I don't know if the header redirect does example One or Two, but I mention this in case you go with the javascript approach. The default location.window(URL) behavior is that of Example One, so I want to make sure people that go with the javascript approach know the difference.

Of course none of this is to say that the header approach isn't good.
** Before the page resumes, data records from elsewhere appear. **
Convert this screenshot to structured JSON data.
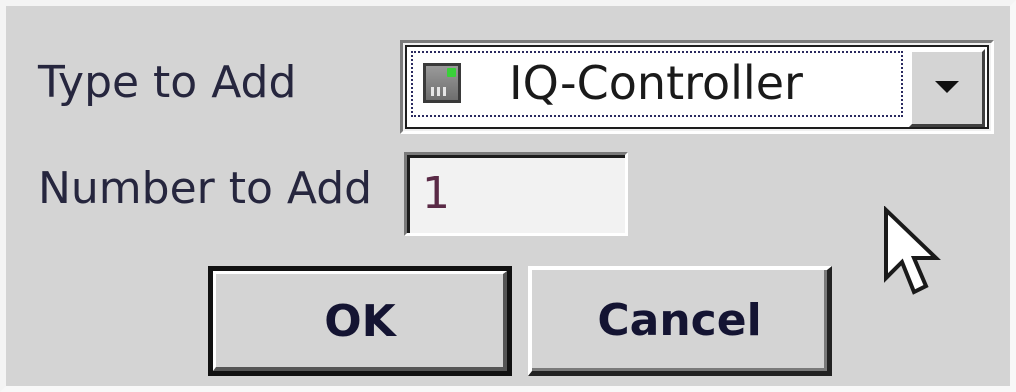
{
  "dialog": {
    "type_label": "Type to Add",
    "number_label": "Number to Add",
    "type_select": {
      "selected": "IQ-Controller",
      "icon": "controller-device-icon"
    },
    "number_input": {
      "value": "1"
    },
    "ok_label": "OK",
    "cancel_label": "Cancel"
  },
  "cursor": {
    "icon": "arrow-cursor-icon"
  }
}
This is simply a different flavor of coding that some of you may like since you can call it with a simple function: redirect('URL'); without any further thought required. ;)

Please note that if you use Databased Sessions (if you don't know, then you are NOT using databased sessions, just trust me on that) then before you do a redirect, you must call the session_write_close() function to force the session to be written to the database or else you're going to get a slew of errors (about 8 if I counted right). Of course, the number of errors I encounter in that situation is probably dependent on how my custom session handler functions are written lol.

mdshare
04-07-2008, 04:26 AM
Using the header you just don't have the back button anymore , no history by using header(

Now we could also use the meta refresh (back button is available again) but sadly enough firefox has issues with correct execution of the meta refresh.


@session_write_close();
if (!headers_sent($file, $line))
{
@header("Location: $url");
echo "<meta HTTP-EQUIV="REFRESH" CONTENT="0; URL=$url">";
}
echo "
Headers already sent in {$file} on line {$line}";
echo "
Please click {$url} to continue...";
exit;

Floydian
04-07-2008, 05:11 AM
I did not know that, thanks for the info ;)

Zeggy
04-20-2008, 05:52 PM
Just a little footnote here:
Don't forget to exit(); after your redirects.

Haunted Dawg
04-20-2008, 06:42 PM
Yes i have noticed lately that using this code:



if($_SESSION['test'] != 1)
{
header("location: test_login.php");
}


Generates a Warning error.
But using this code:



if($_SESSION['test'] != 1)
{
header("location: test_login.php");
exit;
}


Gets rid of the warning error.

Zeggy
04-20-2008, 06:46 PM
Yep. It's probably because the code after the redirect is still being processed and sent to the browser.